“We also like to create layers so as to give spaces multi dimensions” adds Choi.  “We’ve introduced several sculptural pieces.” 
 
 
Hanging from the ceiling is a sculpture in polished stainless steel that was inspired by a cloud.  At the entrance is a large white sculpture made of cast corian that forms a low barrier between the front door and people coming and going, and the start of the café.  
 
“It would have been nice to use marble, but it would have been prohibitively expensive,” she laughs.  
 
“Besides,” adds Wardhana, “with corian, its very durable, you don’t see the joints and maintenance is easier.”

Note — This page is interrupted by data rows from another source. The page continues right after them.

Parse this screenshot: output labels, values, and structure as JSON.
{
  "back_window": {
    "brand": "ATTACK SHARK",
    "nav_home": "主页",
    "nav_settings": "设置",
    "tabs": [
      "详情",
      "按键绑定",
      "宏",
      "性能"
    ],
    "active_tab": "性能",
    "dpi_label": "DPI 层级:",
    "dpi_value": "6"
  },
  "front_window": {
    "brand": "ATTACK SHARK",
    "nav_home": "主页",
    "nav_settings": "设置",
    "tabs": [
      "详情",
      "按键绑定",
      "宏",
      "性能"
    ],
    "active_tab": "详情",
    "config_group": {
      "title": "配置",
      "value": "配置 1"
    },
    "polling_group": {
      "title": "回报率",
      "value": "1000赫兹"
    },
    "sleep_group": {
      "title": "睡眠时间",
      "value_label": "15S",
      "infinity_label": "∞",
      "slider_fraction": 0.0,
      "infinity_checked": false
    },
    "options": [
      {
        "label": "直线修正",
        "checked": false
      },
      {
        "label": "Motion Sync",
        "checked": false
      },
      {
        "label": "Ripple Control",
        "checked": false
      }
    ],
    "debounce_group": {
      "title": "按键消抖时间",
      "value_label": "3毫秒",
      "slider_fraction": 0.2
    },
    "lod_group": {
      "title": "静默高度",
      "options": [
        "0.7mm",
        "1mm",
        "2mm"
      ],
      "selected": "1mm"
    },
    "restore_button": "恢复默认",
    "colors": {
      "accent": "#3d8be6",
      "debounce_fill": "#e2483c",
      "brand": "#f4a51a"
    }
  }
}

JWCC’s attention to detail goes beyond the obvious - up on the slanted ceiling above the cloud sculpture are round jet fan air-conditioning openings (fortuitously looking rather like portholes so as to tie in with the nautical theme!); these obviously couldn’t be moved so they have been sprayed taupe so as to match the column.
 
The underside of the first floor balconies behind and either side of the ‘ship’s hull’ from which one can look down on the café, have been curved.  
 
“We wanted to incorporate some curves, so that the forms are not too harshly angular,” explains Wardhana, “and these curves are highlighted with encased LED strip lights.  We enjoy the play of light on surfaces, and although the space has plenty of natural light in the day, our use of lighting is particularly important at night”.
 
Clearly this project has been a labour of love for the JWCC team, a challenging but rewarding experience with the pleasurable outcome of seeing their work bring life to the owner’s brief.  If you’re in the neighbourhood go check it out; the café is open 8.30am-6.30pm daily except Sunday.